i’m probably unfairly biased towards hemingway due to his uniquely sage writing advice, to which i’ll be forever indebted. the power of persuasion might also have a factor here, this work being a pulitzer prize winner and contributing to hemingway’s nobel prize win. widely regarded as one of the greatest works of literature and praised as a modern classic, it’s easy to be swayed by such glowing remarks. i picked up this short novel knowing its reputation; who knows what i might have made of it if i’d simply come across it in a slushpile. then again, all the adulation had given me great expectations, yet the novel did not disappoint.

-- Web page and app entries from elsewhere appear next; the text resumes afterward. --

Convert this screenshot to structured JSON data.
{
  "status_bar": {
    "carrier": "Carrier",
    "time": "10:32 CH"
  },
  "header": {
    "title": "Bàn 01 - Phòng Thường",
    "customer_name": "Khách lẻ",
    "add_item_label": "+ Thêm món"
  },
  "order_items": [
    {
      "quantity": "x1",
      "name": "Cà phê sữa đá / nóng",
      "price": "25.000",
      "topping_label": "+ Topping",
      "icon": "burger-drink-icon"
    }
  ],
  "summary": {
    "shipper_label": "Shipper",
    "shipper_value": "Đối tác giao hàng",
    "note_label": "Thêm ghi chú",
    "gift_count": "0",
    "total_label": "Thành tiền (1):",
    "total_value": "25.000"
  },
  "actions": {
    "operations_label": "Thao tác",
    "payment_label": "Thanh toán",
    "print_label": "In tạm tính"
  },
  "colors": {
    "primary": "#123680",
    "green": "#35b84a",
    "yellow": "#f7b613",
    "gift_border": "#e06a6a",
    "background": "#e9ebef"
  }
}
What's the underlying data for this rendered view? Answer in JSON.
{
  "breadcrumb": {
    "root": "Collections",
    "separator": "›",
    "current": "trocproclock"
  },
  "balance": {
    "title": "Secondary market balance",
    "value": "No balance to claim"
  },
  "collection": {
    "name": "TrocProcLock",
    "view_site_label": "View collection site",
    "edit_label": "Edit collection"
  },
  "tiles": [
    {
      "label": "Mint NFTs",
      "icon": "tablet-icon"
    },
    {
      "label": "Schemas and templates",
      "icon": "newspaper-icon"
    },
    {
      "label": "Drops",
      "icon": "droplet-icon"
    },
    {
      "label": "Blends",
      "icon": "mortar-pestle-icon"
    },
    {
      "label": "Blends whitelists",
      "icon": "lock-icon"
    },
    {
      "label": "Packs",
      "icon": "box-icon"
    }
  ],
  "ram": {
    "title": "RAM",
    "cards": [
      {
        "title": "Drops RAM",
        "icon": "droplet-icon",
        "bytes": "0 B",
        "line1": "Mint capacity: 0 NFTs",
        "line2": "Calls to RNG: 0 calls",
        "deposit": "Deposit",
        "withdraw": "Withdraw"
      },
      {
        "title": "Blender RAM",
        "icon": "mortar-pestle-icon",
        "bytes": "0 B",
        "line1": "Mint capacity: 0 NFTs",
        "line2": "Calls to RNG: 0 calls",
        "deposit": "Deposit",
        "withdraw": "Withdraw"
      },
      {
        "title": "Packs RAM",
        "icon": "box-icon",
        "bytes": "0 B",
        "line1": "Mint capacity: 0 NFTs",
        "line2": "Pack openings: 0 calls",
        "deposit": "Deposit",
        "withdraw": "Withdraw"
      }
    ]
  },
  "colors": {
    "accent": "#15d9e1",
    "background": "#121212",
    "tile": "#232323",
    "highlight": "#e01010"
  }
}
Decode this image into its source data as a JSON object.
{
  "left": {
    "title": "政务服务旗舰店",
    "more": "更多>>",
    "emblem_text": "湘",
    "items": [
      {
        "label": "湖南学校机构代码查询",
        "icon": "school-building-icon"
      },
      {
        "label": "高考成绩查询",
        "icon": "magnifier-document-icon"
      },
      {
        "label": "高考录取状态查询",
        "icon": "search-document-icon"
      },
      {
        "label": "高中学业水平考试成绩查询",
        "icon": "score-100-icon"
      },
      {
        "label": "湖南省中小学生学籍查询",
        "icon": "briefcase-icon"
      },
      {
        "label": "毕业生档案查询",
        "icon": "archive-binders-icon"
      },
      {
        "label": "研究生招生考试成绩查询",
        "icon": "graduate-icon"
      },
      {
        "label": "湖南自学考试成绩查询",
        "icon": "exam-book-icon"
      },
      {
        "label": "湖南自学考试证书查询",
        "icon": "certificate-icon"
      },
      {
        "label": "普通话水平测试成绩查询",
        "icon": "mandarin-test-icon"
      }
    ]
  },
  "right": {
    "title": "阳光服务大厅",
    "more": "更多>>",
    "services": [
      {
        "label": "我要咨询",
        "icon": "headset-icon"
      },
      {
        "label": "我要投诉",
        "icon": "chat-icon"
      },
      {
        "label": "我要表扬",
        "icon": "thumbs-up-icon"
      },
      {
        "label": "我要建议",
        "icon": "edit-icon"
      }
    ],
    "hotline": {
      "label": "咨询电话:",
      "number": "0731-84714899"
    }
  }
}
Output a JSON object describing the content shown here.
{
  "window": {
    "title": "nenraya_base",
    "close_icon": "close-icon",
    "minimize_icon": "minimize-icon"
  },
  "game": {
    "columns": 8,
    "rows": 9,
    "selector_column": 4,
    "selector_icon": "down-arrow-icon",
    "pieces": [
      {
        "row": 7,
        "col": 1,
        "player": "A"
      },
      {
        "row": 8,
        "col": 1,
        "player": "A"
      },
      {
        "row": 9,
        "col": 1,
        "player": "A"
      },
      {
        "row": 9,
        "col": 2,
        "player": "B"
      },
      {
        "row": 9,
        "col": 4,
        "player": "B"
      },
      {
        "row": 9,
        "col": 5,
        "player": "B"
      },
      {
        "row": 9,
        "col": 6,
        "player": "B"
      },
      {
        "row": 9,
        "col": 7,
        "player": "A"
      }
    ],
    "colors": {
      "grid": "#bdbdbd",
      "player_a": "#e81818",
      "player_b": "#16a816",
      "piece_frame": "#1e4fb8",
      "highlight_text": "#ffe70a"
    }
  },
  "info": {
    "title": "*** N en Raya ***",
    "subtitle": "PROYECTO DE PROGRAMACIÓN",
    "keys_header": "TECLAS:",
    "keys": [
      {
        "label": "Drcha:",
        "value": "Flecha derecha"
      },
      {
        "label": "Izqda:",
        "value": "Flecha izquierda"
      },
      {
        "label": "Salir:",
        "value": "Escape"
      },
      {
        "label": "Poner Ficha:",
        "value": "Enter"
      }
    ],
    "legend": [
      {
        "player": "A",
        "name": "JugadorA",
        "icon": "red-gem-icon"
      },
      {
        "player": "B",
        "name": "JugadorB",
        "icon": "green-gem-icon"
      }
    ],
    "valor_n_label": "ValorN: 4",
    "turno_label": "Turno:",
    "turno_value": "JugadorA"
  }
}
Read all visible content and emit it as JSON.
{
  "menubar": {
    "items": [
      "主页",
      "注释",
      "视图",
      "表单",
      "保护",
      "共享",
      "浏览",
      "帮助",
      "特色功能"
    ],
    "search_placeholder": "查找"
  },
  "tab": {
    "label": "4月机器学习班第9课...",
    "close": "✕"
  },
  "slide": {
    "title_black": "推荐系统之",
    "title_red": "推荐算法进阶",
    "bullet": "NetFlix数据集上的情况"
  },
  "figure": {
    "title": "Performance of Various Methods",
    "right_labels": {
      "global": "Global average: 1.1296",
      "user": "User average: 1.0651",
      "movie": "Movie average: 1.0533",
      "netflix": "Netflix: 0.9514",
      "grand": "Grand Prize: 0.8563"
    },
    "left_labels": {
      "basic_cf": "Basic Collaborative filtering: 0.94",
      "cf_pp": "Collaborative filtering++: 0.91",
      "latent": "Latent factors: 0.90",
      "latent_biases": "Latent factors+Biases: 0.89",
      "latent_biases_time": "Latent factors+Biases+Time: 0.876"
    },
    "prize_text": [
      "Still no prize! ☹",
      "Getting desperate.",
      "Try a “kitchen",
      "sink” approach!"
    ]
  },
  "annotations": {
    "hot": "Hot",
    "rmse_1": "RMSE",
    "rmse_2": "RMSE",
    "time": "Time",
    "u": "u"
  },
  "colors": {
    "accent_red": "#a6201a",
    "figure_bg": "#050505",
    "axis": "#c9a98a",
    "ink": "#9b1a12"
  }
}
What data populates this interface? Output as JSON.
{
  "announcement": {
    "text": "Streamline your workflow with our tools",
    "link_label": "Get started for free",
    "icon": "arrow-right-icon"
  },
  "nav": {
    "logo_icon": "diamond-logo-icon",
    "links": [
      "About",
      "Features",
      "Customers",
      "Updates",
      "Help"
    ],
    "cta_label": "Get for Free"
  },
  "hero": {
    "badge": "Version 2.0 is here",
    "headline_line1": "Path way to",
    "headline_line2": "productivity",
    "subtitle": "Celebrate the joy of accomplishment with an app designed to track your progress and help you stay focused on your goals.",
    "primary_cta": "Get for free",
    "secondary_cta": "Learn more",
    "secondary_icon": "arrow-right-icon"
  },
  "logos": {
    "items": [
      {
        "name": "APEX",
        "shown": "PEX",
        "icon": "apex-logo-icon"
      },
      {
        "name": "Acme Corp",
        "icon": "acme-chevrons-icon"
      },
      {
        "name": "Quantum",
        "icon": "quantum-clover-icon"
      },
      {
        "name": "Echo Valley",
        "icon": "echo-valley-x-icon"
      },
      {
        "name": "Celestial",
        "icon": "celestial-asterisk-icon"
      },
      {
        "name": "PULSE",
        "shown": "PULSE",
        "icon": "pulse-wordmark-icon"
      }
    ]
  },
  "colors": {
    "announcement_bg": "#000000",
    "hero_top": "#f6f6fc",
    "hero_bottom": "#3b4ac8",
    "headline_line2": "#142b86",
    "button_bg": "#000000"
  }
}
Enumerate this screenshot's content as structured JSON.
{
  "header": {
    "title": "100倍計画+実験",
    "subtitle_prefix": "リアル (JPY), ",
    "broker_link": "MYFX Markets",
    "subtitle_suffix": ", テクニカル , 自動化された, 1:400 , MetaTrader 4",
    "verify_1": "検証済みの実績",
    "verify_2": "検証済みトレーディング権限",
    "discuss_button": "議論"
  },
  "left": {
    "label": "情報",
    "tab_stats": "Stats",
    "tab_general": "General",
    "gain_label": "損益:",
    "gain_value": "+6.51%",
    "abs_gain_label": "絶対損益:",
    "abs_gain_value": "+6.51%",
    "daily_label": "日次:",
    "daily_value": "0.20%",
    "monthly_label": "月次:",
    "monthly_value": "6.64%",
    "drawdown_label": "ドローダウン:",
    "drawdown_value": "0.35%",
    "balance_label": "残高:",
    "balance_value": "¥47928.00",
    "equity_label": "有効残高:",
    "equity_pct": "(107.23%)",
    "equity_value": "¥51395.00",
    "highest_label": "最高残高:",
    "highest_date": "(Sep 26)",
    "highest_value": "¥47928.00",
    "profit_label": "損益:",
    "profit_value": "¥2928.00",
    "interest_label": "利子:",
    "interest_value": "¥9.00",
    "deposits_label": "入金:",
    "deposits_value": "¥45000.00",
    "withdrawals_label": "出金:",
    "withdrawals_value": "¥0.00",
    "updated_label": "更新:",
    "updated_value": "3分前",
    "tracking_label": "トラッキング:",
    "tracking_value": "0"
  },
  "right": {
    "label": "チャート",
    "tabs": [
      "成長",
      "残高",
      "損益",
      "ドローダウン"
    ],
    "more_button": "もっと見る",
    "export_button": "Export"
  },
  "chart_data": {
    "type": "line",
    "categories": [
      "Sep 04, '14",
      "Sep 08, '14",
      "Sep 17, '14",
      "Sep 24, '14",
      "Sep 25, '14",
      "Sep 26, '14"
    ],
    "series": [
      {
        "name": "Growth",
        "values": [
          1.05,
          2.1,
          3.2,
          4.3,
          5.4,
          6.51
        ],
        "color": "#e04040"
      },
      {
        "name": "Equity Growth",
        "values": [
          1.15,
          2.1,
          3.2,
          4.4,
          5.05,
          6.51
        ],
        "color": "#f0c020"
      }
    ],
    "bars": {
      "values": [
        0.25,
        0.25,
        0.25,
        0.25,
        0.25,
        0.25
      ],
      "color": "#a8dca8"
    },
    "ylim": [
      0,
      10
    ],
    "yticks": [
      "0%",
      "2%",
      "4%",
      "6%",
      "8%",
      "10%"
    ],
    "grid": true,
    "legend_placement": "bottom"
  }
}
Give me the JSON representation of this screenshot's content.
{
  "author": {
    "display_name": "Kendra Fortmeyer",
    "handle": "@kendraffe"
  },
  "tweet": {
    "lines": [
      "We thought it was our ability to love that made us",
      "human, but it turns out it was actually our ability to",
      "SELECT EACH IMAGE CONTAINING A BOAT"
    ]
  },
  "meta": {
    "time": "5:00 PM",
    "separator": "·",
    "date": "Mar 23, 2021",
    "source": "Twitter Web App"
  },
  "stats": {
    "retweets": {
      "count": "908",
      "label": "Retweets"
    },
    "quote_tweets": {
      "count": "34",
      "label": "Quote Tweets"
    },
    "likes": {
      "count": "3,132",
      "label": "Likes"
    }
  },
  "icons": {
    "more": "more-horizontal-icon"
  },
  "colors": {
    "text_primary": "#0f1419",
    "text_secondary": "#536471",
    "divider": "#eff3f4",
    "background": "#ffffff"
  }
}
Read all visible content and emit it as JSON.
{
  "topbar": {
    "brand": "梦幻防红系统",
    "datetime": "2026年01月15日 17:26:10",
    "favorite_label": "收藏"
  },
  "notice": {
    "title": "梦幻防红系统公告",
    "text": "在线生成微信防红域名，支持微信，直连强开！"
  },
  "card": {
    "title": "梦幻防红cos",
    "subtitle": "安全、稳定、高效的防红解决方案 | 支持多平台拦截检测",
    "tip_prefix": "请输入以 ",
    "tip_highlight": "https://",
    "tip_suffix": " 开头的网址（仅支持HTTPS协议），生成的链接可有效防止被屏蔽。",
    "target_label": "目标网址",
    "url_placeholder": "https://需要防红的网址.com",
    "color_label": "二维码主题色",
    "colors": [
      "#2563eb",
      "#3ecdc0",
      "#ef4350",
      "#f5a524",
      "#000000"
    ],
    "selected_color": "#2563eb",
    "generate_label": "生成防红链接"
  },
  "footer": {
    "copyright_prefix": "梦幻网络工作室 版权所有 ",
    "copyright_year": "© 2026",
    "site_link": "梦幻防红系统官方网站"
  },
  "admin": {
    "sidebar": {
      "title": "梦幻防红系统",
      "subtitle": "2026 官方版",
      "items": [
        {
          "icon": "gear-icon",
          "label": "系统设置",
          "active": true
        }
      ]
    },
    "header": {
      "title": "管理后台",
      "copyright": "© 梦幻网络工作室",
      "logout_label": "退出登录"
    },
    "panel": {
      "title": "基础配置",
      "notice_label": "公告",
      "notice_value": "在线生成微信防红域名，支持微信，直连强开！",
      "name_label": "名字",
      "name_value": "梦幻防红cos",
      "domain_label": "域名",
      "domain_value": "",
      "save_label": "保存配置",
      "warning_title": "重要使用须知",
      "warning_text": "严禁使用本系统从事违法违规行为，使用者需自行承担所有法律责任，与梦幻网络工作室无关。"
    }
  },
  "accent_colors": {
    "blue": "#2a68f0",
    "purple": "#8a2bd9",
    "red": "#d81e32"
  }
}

this was a very enjoyable read, with a surprising amount of action and tension, and deeply moving on many levels. there’s something beautifully sad about the old man’s valiant struggle and his spectacular failure, as well as something remarkably touching about his relationship with the boy who cares for him. aside from hemingway’s repetitive use of ‘and’ (too much, i would say, if i were his editor), along with a few minor typos, the prose has hemingway’s characteristic cleanness – a refreshing, artistic brevity. it’s easy to overcomplicate the interpretation (“it’s really an allegorical commentary on moby dick! on christianity! on life!”); however, i think ultimately the story is simple and the writing is simple, and in that purity lies its genius.
- instructions for reading: this short novel is best read in one sitting – somewhere cozy, perhaps by a fireplace – accompanied by a tall glass of red wine.